WASHINGTON, D.C. (Thursday, March 26, 2009) - The following statement was issued by Biotechnology Industry Organization President and CEO Jim Greenwood regarding legislation introduced today by Senators Charles Schumer (D-NY), Sherrod Brown (D-OH), Susan Collins (R-ME) and Mel Martinez (R-FL) to establish a pathway for the approval of biosimilars:
“While well-intentioned, the bill introduced today by Senators Schumer, Brown, Collins and Martinez follows its companion bill in the House (H.R. 1427, The Promoting Innovation and Access to Life-Saving Medicine Act) through the looking glass to a world of biosimilars that would jeopardize patient safety and undermine future medical breakthroughs.
“The legislation short cuts scientific requirements needed to ensure patient safety and creates an imbalanced system that could chill investment in research focused on discovering new treatments and cures for devastating diseases, such as cancer, Alzheimer’s, Parkinson’s and multiple sclerosis.
“As the U.S. Food and Drug Administration (FDA) has noted, biotech drugs are so molecularly complex that they are almost impossible to replicate accurately with existing science. Even minor differences in the purity of a biotech drug can change its efficacy and safety. With this in mind, any biosimilars legislation should mandate that FDA approval of a biosimilar include clinical trial data demonstrating its safety, purity and potency. Yet this bill includes language that would discourage the FDA from conducting certain clinical trials.
“More, the bill unfairly tilts the playing field toward biosimilars manufacturers. This legislation provides for less data exclusivity than traditional pharmaceutical drugs currently receive under the Hatch-Waxman regime even though every credible study on this issue has found that biologics will need greater data exclusivity than traditional drugs to ensure future medical breakthroughs. Additionally, innovators would be required under the bill introduced today to share detailed information about every applicable patent to biosimilar manufacturers, making it easier for the biosimilar company to bypass valid patents. Innovators, on the other hand, would have no ability to receive relevant information from the biosimilar manufacturer about the molecules, ingredients, and processes they use to create the biosimilar.

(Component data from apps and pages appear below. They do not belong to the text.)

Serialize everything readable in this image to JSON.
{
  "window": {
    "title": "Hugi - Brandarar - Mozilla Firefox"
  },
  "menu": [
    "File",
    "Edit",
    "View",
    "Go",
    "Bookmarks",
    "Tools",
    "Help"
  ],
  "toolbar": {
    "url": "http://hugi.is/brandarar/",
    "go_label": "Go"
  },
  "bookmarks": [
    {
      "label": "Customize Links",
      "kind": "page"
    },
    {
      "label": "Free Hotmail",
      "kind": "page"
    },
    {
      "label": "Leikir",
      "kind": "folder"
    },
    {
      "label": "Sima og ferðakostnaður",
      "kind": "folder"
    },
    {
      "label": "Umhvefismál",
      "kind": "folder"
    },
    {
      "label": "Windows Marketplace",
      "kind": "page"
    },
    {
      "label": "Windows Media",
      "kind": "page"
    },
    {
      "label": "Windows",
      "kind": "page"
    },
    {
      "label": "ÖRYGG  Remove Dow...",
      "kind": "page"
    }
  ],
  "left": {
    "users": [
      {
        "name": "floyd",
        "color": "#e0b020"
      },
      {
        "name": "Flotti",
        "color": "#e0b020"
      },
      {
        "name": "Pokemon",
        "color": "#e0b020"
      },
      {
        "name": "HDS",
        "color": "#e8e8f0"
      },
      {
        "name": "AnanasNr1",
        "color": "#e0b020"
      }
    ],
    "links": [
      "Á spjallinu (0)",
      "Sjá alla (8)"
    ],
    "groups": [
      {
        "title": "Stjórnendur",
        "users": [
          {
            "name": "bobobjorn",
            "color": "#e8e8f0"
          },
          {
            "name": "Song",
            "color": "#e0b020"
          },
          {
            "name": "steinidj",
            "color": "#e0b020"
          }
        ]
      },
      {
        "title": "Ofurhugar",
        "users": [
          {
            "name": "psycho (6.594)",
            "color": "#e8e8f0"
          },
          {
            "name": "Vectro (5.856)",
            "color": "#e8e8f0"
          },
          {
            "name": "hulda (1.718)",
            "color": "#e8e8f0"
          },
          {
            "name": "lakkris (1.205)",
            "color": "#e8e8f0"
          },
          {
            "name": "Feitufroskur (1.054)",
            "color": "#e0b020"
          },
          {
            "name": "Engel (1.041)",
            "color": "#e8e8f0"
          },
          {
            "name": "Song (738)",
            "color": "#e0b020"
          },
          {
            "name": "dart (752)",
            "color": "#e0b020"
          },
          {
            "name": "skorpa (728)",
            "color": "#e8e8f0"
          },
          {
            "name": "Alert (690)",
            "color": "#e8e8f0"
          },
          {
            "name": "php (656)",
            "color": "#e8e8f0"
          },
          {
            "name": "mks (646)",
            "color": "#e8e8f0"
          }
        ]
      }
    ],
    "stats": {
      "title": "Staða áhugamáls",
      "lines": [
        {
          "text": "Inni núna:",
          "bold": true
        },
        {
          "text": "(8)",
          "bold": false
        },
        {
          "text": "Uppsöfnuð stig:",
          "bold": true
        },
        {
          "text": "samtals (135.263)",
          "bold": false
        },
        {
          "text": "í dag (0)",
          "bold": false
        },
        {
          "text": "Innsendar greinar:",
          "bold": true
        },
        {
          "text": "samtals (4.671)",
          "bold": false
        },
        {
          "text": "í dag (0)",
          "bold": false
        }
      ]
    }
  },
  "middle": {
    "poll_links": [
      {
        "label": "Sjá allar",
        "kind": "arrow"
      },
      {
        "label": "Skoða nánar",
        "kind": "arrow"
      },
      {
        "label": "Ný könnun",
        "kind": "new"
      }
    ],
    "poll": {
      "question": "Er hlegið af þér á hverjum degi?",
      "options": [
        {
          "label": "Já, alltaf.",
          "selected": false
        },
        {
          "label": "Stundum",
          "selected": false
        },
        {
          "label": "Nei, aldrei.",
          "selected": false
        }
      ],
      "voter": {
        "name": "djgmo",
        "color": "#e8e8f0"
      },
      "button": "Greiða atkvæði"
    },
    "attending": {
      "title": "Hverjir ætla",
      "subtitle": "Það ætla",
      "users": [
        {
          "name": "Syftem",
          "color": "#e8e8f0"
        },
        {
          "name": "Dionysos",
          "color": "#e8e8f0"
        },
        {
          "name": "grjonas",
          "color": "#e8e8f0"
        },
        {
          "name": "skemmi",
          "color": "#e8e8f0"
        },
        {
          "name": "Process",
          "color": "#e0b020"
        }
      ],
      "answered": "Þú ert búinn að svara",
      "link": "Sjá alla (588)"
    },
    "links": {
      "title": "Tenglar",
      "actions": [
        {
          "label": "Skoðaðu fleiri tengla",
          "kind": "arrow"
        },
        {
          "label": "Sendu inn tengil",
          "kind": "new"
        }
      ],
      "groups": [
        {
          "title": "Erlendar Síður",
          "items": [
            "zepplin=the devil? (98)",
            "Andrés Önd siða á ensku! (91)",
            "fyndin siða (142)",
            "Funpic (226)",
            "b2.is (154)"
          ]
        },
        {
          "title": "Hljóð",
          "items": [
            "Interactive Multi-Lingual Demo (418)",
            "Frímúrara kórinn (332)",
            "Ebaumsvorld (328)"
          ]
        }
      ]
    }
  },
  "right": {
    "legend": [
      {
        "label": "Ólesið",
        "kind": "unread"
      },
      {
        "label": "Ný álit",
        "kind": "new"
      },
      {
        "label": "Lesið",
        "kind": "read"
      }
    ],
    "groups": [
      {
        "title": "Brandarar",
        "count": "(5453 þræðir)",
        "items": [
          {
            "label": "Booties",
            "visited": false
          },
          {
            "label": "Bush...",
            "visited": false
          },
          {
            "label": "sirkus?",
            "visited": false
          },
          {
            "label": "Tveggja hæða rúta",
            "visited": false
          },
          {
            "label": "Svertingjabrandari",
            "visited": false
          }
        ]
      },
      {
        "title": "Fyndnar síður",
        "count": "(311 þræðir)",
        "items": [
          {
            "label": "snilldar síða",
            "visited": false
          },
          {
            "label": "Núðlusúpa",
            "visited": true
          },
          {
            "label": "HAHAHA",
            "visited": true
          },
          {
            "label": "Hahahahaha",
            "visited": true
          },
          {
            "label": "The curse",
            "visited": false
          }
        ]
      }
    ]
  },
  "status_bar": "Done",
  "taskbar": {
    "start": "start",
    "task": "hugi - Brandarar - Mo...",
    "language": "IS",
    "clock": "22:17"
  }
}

“A successful pathway to biosimilars must strike the right balance in ensuring patient safety and providing fair, responsible incentives for continued biotech research into cures for diseases such as cancer, multiple sclerosis, Alzheimer’s and HIV/AIDS and unmet medical needs. The bill introduced today fails to meet this reasonable metric.
“We urge Congress to ensure that any pathway for approving biosimilars is grounded in sound science, safeguards patient safety, and preserves incentives to develop future breakthrough therapies and cures.”
Upcoming BIO Events
BIO IP Counsels' Committee Conference
March 25–27, 2009
BIO National Venture Conference
March 31–April 1,2009
BIO Windhover 2009
April 13-15, 2009
New York, NY
BIO-LES Business Development Basics Course
May 15–17, 2009
BIO-LES Advanced Business Development Course
May 15–17, 2009
BIO Executive Presentation Workshop
May 17, 2009
BIO Human Resources Conference
May 17-19, 2009
2009 BIO International Convention
May 18-21, 2009
June 9-10, 2009
World Congress on Industrial Biotechnology & Bioprocessing
July 19-22, 2009
Montreal, Quebec, Canada
BIO represents more than 1,200 biotechnology companies, academic institutions, state biotechnology centers and related organizations across the United States and in more than 30 other nations. BIO members are involved in the research and development of innovative healthcare, agricultural, industrial and environmental biotechnology products. BIO also produces the BIO International Convention, the world’s largest gathering of the biotechnology industry, along with industry-leading investor and partnering meetings held around the world.